SALT LAKE CITY (Ticker) — There was nothing political about Donald Rumsfeld on Tuesday — he was partial to the United States’ biggest stars.
The Secretary of Defense experienced a whirlwind of American success on day 12 of the Winter Games, witnessing a world record, a team on the brink of another title and a figure skater closer to gold.
Untunately, he couldn’t find time to witness history as Vonetta Flowers became the first African-American to medal in the Winter Olympics when she won gold with Jill Bakken in the inaugural women’s bobsled.
A mer track and field star in college, Flowers pushed the winning sled into history, helping the United States to its first bobsled medal since 1946 — and possibly other African-Americans into the Winter Games.
“Hopefully, this won’t be the end of it,” she said. “Hopefully, this will encourage other African-American boys and girls to give winter sports a try because you don’t see to many of them out there.”
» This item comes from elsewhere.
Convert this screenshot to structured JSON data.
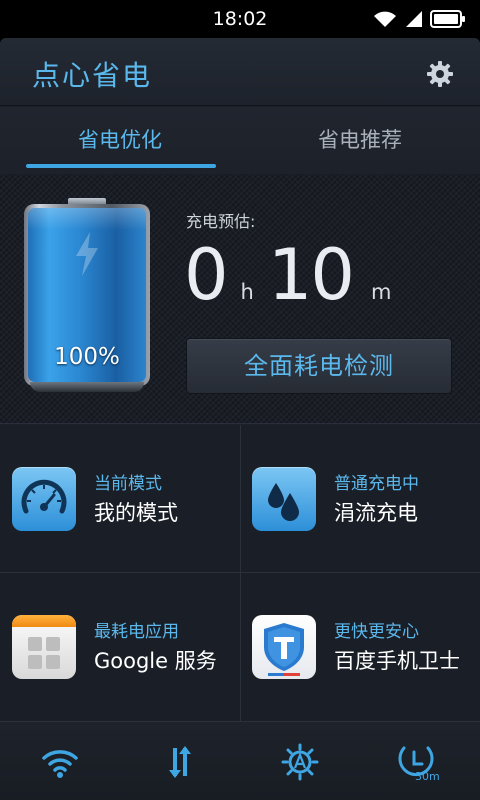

Rumsfeld missed history but not much else.
After having a hot dog with Canadian figure skaters Jamie Sale and David Pelletier at the Olympic Village, it was all United States Rumsfeld.
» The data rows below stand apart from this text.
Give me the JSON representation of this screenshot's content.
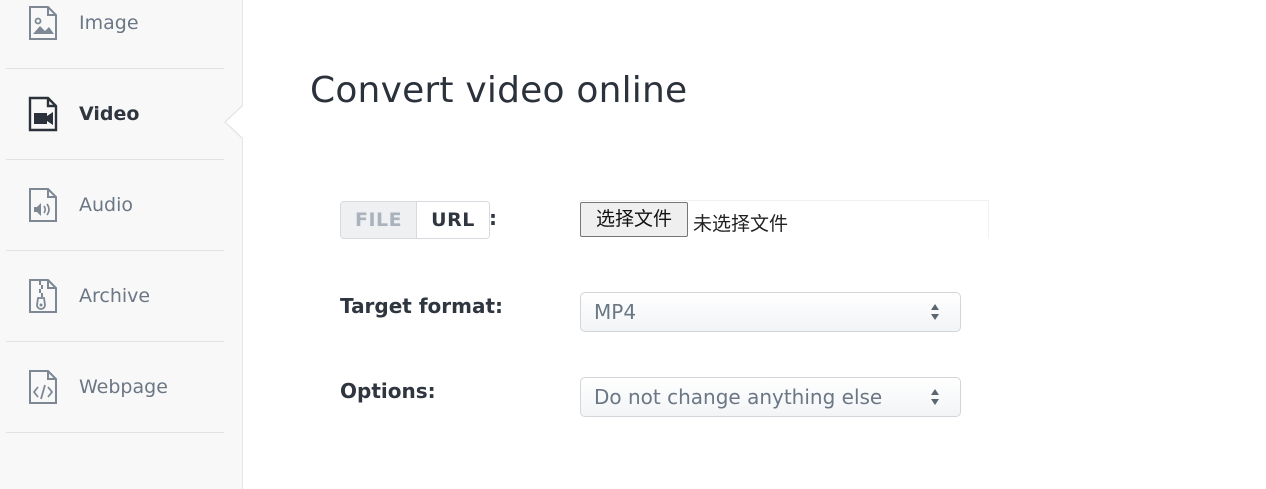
{
  "sidebar": {
    "items": [
      {
        "label": "Image",
        "icon": "image-file-icon",
        "active": false
      },
      {
        "label": "Video",
        "icon": "video-file-icon",
        "active": true
      },
      {
        "label": "Audio",
        "icon": "audio-file-icon",
        "active": false
      },
      {
        "label": "Archive",
        "icon": "archive-file-icon",
        "active": false
      },
      {
        "label": "Webpage",
        "icon": "code-file-icon",
        "active": false
      }
    ]
  },
  "main": {
    "title": "Convert video online",
    "source": {
      "file_label": "FILE",
      "url_label": "URL",
      "colon": ":",
      "choose_button": "选择文件",
      "no_file_text": "未选择文件"
    },
    "target_format": {
      "label": "Target format:",
      "selected": "MP4"
    },
    "options": {
      "label": "Options:",
      "selected": "Do not change anything else"
    }
  },
  "colors": {
    "sidebar_bg": "#f8f8f8",
    "text_dark": "#2f3640",
    "text_muted": "#6b7785"
  }
}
First, he made a 14-mile trip to the Utah Olympic Oval in Kearns, where speed skater Derek Parra set a world record in the 1,500-meters.